WORK ITEM: Please restate the data word for word.

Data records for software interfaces
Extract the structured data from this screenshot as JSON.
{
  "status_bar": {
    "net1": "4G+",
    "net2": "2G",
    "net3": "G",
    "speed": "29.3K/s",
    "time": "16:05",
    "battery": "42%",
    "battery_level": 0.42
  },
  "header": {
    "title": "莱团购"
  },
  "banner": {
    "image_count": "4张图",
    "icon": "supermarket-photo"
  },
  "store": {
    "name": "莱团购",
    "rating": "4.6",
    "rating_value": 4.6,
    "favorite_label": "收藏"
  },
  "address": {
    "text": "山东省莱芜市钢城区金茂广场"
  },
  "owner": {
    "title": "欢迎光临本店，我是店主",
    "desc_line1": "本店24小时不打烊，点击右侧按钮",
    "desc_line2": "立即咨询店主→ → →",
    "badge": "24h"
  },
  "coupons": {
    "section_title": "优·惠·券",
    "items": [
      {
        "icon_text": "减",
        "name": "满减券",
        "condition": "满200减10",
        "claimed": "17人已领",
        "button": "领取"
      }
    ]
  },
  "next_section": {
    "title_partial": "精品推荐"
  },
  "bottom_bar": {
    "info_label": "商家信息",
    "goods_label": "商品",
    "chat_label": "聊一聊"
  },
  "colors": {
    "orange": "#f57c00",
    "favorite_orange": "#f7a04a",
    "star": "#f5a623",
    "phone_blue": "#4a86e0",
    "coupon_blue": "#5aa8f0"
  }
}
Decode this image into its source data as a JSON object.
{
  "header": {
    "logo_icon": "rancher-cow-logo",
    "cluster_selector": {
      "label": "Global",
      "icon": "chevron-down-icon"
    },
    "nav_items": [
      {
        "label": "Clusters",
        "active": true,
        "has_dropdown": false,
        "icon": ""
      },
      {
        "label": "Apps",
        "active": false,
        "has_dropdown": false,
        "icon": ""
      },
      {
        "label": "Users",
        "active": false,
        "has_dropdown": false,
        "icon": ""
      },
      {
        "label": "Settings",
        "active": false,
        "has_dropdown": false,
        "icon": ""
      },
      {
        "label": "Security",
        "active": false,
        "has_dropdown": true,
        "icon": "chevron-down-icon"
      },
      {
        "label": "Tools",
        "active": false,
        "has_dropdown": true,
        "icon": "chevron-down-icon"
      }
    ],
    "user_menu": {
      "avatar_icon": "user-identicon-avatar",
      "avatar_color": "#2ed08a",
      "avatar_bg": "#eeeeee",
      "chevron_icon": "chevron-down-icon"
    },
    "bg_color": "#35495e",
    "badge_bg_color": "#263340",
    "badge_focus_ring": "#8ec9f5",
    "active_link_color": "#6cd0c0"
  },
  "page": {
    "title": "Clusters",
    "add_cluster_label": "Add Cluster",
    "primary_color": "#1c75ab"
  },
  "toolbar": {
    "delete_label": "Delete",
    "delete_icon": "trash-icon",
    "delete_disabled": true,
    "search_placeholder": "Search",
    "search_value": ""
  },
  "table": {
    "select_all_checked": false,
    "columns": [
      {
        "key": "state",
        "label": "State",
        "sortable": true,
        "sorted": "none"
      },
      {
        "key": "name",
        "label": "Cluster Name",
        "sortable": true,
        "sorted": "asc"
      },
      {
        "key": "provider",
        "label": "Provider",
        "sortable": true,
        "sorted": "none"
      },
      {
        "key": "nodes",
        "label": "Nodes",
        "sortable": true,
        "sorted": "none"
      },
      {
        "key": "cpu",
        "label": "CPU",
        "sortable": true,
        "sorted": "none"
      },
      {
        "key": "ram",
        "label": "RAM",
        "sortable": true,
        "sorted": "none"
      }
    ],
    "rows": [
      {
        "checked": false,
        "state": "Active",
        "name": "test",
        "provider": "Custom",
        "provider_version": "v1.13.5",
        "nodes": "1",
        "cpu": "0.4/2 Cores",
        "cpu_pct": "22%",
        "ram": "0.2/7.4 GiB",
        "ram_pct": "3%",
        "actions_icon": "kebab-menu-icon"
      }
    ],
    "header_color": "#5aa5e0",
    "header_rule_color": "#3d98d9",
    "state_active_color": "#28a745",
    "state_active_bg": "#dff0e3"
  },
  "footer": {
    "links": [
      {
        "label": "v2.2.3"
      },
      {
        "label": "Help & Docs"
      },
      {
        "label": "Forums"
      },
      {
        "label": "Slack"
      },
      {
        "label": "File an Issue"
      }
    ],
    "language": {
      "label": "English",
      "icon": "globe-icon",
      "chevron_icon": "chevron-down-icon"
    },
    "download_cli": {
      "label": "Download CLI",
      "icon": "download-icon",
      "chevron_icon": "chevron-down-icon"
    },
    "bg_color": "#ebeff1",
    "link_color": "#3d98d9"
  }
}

SOLUTION:
Extract the structured data from this screenshot as JSON.
{
  "status_bar": {
    "net1": "4G+",
    "net2": "2G",
    "net3": "G",
    "speed": "29.3K/s",
    "time": "16:05",
    "battery": "42%",
    "battery_level": 0.42
  },
  "header": {
    "title": "莱团购"
  },
  "banner": {
    "image_count": "4张图",
    "icon": "supermarket-photo"
  },
  "store": {
    "name": "莱团购",
    "rating": "4.6",
    "rating_value": 4.6,
    "favorite_label": "收藏"
  },
  "address": {
    "text": "山东省莱芜市钢城区金茂广场"
  },
  "owner": {
    "title": "欢迎光临本店，我是店主",
    "desc_line1": "本店24小时不打烊，点击右侧按钮",
    "desc_line2": "立即咨询店主→ → →",
    "badge": "24h"
  },
  "coupons": {
    "section_title": "优·惠·券",
    "items": [
      {
        "icon_text": "减",
        "name": "满减券",
        "condition": "满200减10",
        "claimed": "17人已领",
        "button": "领取"
      }
    ]
  },
  "next_section": {
    "title_partial": "精品推荐"
  },
  "bottom_bar": {
    "info_label": "商家信息",
    "goods_label": "商品",
    "chat_label": "聊一聊"
  },
  "colors": {
    "orange": "#f57c00",
    "favorite_orange": "#f7a04a",
    "star": "#f5a623",
    "phone_blue": "#4a86e0",
    "coupon_blue": "#5aa8f0"
  }
}
Decode this image into its source data as a JSON object.
{
  "header": {
    "logo_icon": "rancher-cow-logo",
    "cluster_selector": {
      "label": "Global",
      "icon": "chevron-down-icon"
    },
    "nav_items": [
      {
        "label": "Clusters",
        "active": true,
        "has_dropdown": false,
        "icon": ""
      },
      {
        "label": "Apps",
        "active": false,
        "has_dropdown": false,
        "icon": ""
      },
      {
        "label": "Users",
        "active": false,
        "has_dropdown": false,
        "icon": ""
      },
      {
        "label": "Settings",
        "active": false,
        "has_dropdown": false,
        "icon": ""
      },
      {
        "label": "Security",
        "active": false,
        "has_dropdown": true,
        "icon": "chevron-down-icon"
      },
      {
        "label": "Tools",
        "active": false,
        "has_dropdown": true,
        "icon": "chevron-down-icon"
      }
    ],
    "user_menu": {
      "avatar_icon": "user-identicon-avatar",
      "avatar_color": "#2ed08a",
      "avatar_bg": "#eeeeee",
      "chevron_icon": "chevron-down-icon"
    },
    "bg_color": "#35495e",
    "badge_bg_color": "#263340",
    "badge_focus_ring": "#8ec9f5",
    "active_link_color": "#6cd0c0"
  },
  "page": {
    "title": "Clusters",
    "add_cluster_label": "Add Cluster",
    "primary_color": "#1c75ab"
  },
  "toolbar": {
    "delete_label": "Delete",
    "delete_icon": "trash-icon",
    "delete_disabled": true,
    "search_placeholder": "Search",
    "search_value": ""
  },
  "table": {
    "select_all_checked": false,
    "columns": [
      {
        "key": "state",
        "label": "State",
        "sortable": true,
        "sorted": "none"
      },
      {
        "key": "name",
        "label": "Cluster Name",
        "sortable": true,
        "sorted": "asc"
      },
      {
        "key": "provider",
        "label": "Provider",
        "sortable": true,
        "sorted": "none"
      },
      {
        "key": "nodes",
        "label": "Nodes",
        "sortable": true,
        "sorted": "none"
      },
      {
        "key": "cpu",
        "label": "CPU",
        "sortable": true,
        "sorted": "none"
      },
      {
        "key": "ram",
        "label": "RAM",
        "sortable": true,
        "sorted": "none"
      }
    ],
    "rows": [
      {
        "checked": false,
        "state": "Active",
        "name": "test",
        "provider": "Custom",
        "provider_version": "v1.13.5",
        "nodes": "1",
        "cpu": "0.4/2 Cores",
        "cpu_pct": "22%",
        "ram": "0.2/7.4 GiB",
        "ram_pct": "3%",
        "actions_icon": "kebab-menu-icon"
      }
    ],
    "header_color": "#5aa5e0",
    "header_rule_color": "#3d98d9",
    "state_active_color": "#28a745",
    "state_active_bg": "#dff0e3"
  },
  "footer": {
    "links": [
      {
        "label": "v2.2.3"
      },
      {
        "label": "Help & Docs"
      },
      {
        "label": "Forums"
      },
      {
        "label": "Slack"
      },
      {
        "label": "File an Issue"
      }
    ],
    "language": {
      "label": "English",
      "icon": "globe-icon",
      "chevron_icon": "chevron-down-icon"
    },
    "download_cli": {
      "label": "Download CLI",
      "icon": "download-icon",
      "chevron_icon": "chevron-down-icon"
    },
    "bg_color": "#ebeff1",
    "link_color": "#3d98d9"
  }
}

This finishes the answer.